Like many Americans, I've always been intrigued by Bill Clinton. I obviously didn't always agree with him - enjoyed running against his legacy in 2000, when Al Gore was his designated successor, but I don't have anything negative I would say about Bill Clinton.
President Bush gave me a tremendous opportunity to serve as the vice president. I enjoyed very much having the opportunity to be a part of his team. He told me at the outset, he wanted me to sign on to be a part of his team - and he was true to his word, kept it. He was tough. He was decisive. He was also a pretty good politician.
I'm not apologetic with respect to the policies of the Bush administration. I think we basically got it right.
I think I was able to survive five heart attacks because I never postponed going to the hospital when something didn't feel right.
I reached a point towards the end on the old heart where I had trouble getting out of a chair. All I wanted to do was get out of bed in the morning and walk to my office and sit back down in the chair. Now I throw 50 pound bags of horse feed in the back of my pickup truck and I don't even think about it. I'm back doing those things.
One of the reasons the deficit got as big as it did, frankly, was because of the economic slowdown, the fall-off in deficits, the terrorist attacks. A significant chunk was taken out of the economy by what happened after the attacks of 9/11.

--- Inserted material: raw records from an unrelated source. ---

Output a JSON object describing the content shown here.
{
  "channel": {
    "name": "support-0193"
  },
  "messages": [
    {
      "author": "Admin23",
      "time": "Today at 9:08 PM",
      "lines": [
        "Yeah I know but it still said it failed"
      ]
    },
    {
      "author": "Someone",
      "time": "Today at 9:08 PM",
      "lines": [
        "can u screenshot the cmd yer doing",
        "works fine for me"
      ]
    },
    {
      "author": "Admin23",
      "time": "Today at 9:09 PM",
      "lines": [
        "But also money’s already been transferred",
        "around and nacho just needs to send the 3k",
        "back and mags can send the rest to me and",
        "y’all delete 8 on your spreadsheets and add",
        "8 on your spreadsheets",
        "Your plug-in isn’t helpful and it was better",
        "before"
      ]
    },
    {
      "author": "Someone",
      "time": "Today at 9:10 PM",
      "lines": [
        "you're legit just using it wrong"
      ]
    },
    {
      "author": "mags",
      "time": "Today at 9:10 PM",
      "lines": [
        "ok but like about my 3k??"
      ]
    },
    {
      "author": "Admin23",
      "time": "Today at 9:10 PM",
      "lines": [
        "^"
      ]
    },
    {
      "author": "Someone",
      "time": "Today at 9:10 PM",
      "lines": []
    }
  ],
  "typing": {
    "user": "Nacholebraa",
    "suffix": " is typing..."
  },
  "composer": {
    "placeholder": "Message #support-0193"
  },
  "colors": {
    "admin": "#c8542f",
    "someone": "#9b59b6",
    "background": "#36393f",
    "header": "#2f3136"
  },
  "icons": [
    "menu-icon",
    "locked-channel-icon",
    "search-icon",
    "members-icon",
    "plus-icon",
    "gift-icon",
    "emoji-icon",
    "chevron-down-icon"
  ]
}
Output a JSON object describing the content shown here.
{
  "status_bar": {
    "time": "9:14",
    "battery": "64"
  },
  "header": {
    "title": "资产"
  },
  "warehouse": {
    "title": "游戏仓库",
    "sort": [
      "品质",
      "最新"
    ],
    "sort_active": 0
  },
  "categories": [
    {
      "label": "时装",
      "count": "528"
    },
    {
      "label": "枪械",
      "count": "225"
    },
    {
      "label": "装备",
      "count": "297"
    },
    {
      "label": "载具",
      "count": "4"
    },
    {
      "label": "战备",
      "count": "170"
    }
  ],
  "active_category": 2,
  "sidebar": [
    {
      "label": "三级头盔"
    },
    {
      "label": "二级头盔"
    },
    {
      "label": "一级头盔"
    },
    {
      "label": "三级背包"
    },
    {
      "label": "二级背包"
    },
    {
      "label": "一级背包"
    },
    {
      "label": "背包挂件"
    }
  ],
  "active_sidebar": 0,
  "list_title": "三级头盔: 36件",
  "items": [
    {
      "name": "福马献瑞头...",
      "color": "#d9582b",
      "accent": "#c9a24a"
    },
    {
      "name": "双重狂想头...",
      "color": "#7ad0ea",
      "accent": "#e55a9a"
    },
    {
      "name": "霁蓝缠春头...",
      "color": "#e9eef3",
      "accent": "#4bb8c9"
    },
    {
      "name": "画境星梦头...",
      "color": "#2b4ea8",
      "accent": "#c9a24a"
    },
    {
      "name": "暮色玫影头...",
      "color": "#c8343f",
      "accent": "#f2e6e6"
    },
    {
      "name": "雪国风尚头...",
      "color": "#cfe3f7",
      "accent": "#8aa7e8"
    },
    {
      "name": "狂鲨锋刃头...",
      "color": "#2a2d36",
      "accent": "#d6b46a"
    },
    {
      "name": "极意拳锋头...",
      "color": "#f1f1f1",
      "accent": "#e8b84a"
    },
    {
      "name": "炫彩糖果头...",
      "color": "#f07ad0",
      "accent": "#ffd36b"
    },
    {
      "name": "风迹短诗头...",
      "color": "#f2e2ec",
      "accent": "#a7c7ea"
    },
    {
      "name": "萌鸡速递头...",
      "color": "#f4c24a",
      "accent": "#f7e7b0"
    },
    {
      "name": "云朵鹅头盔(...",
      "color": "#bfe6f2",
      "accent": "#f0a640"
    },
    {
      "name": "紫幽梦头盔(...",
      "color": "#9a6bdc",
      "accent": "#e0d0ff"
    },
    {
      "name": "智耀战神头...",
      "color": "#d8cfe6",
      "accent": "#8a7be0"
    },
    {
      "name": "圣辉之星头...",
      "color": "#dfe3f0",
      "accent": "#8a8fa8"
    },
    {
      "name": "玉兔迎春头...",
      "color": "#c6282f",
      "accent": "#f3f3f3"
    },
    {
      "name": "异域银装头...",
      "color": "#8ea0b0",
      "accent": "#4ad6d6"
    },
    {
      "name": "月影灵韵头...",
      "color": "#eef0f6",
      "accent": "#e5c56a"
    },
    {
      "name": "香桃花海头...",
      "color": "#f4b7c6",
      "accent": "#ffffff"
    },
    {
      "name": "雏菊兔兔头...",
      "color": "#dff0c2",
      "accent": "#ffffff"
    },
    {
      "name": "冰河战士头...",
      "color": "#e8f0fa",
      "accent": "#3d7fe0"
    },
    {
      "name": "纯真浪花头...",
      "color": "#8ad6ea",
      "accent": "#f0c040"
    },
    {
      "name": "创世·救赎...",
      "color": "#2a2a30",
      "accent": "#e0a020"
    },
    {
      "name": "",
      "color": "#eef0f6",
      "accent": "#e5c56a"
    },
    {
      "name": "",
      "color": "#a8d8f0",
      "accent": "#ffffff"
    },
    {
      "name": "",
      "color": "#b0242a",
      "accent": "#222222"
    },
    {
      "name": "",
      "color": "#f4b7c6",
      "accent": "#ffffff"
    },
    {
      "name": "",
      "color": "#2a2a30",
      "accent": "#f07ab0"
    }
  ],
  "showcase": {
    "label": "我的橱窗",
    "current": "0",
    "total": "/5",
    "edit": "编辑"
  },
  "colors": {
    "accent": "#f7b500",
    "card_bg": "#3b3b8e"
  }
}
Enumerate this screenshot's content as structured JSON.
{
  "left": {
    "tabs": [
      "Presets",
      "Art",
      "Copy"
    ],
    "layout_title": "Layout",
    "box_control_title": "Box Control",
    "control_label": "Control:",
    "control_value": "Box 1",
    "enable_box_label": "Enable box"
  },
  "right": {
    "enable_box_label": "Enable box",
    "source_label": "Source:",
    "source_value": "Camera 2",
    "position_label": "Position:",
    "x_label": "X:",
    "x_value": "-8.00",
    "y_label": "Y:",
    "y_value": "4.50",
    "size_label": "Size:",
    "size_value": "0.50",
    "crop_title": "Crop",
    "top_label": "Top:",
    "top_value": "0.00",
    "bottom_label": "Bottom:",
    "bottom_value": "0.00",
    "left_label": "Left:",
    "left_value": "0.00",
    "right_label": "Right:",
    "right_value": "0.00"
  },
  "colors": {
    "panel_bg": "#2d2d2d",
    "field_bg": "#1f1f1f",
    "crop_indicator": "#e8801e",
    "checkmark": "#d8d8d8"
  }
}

I got to be White House chief of staff, ten years of congressman, secretary of defense, vice-president. If you're a political junkie like I obviously am - that was - every one of those was just a tremendous experience. I'm very comfortable with what I did and why I did it and how I did it. And I'll let others judge whether they liked it or not.
I am a deficit hawk.
As I think about the future, I'm back where most people live their lives. Which is, death is not imminent, and that's different.
I don't pay a lot of attention, frankly, to what Barack Obama says.
The United States needs to be not so much loved as it needs to be respected. Sometimes, that requires us to take actions that generate controversy. I'm not at all sure that that's what the Obama administration believes.
I'm one of those people who believes that part of the greatness of the United States is our private sector. It's what we do as private citizens for ourselves and our companies. And our economy is essentially the wonder of the world because, in fact, it's produced so much for us over the years. That's not government that does that.
I worked for George Bush. I'm proud to have worked for him. I think that a lot of the most controversial things we did, that people didn't like and - and criticized us for, things like the terror surveillance program or the enhanced interrogation techniques, were things that allowed us to save lives.
I did my 40 years in Washington, 40-plus, and it's time to pause and reflect and think about what I've seen and done.
I've been criticized because I've had the temerity to speak out and done a couple of interviews since I left office. I don't find anything surprising about that.
I do find that the mainstream media oftentimes is what I would consider off base or has a bias.
I'd spent 25 years in government when I left the Defense Department back in '93, decided I'd go spend the rest of my career in the private sector, and then the president tapped me to come be his running mate. And it's been a remarkable experience. I wouldn't have missed it for the world.
I had a reputation of being somewhat moderate, partly, I think, because I wasn't a 'bomb thrower' like some of my conservative colleagues, and partly because I got along with people all across the political spectrum.
One of the worst things we could do is start to act now as though the attack of 9/11 is a thing of the past and will never be repeated. That's just not true.
No matter what kind of problem I've run into, there's always been a solution for it. Now, obviously, there will be a point where there aren't any more solutions, and I'll have used up my time. We all do.